Texas Tech Professors Available to Explain CERN, International Search for Rosetta Stone of Physics

Researchers hope to solve some of the universe’s most mind-blowing riddles.
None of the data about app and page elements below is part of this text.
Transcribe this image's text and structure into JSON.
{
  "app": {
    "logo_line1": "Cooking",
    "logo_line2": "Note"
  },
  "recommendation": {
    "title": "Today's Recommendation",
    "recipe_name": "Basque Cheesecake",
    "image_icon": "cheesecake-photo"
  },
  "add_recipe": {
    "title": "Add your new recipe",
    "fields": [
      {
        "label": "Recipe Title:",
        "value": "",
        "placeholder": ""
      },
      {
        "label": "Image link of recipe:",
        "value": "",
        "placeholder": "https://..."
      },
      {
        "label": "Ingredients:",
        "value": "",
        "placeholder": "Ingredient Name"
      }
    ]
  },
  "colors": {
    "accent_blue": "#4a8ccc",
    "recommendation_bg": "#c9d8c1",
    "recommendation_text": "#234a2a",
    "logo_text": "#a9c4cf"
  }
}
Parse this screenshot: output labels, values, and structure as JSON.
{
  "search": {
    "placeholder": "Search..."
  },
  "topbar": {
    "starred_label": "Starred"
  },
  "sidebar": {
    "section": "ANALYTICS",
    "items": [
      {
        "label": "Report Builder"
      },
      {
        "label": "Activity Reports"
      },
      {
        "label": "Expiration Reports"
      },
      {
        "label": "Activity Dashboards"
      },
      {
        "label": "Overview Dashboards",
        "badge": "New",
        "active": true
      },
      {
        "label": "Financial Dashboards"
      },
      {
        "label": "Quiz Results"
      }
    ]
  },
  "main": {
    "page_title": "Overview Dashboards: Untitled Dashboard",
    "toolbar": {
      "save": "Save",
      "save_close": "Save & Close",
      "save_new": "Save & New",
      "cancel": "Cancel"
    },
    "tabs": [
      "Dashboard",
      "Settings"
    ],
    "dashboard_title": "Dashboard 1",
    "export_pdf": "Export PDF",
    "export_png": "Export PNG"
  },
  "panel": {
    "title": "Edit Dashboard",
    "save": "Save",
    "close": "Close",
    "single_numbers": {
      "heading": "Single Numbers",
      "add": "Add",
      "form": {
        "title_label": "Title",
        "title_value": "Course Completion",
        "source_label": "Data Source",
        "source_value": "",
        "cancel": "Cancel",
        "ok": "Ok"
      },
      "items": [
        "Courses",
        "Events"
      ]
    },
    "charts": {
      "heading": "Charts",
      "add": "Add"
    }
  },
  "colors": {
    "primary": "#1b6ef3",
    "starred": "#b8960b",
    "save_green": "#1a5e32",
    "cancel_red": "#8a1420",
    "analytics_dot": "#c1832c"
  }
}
A team of Texas Tech University physics researchers involved with the CERN experiment is available to speak to the media after scientists achieved major success with world’s largest particle collider beneath the Jura Mountains near Geneva, Switzerland. According to organizers at the European Organization for Nuclear Research, known as CERN, scientists were able for the first time to make two proton beams collide at 7 teraelectron volts Tuesday. If all goes according to plan, the beams will collide at this level for 18 to 24 months. Texas Tech has supplied many of the calorimeters for this project, said Nural Akchurin, a professor of physics and a calorimeter project manager at CERN. Texas Tech’s High Energy Physics Group has worked on the project for 18 years, he said. These calorimeters will serve as the catcher’s mitts that they hope will capture proof of a theoretical particle called a Higgs boson. Higgs is thought to be responsible for giving mass to subatomic particles, which make up atoms and so on until you have a pencil, a rock or a table. “In the most vanilla version of the Higgs theory, you need some mechanism through which you give mass to electrons and protons,” he said. “Finding that mechanism could close the loop in assigning known masses. If you have Higgs, you can explain everything – or nearly most things.” Simply put – but perhaps too simply – these scientists hope the $10 billion Large Hadron Collider and Compact Muon Solenoid will extend our understanding of matter’s smallest building blocks and reveal how they acquire mass. They also hope to answer many other questions about the universe. “If this project finds nothing but Higgs, that’s huge,” Akchurin said. “If this experiment finds nothing at all, I think that’s equally as big a deal because we’ll have to rethink all these other theories. Whatever comes out of this will be interesting.” For more on Texas Tech University’s research, visit the following Web address: www.depts.ttu.edu/communications/news/stories/07-11-god-particle.php For a copy of the official CERN release, visit the following Web address: http://cms.web.cern.ch/cms/News/2010/CMS_7_TeV_statement_final_EN.doc Find Texas Tech news, experts and story ideas at www.media.ttu.edu. CONTACT: Nural Akchurin, professor of physics, Texas Tech University, (806) 742-3427 or nural.akchurin@ttu.edu; Sung-Won Leeassistant professor of physics, (806) 742-3730 or sungwon.lee@ttu.edu; Alan Sill, adjunct professor of physics and senior scientist at HPCC, (806) 790-7462 or alan.sill@ttu.edu; Igor Volobouev, assistant professor of physics, (806) 742-4752 or I.Volobouev@ttu.edu; Richard Wigmans, Bucy Professor of Physics, (806) 742-3779 or richard.wigmans@ttu.edu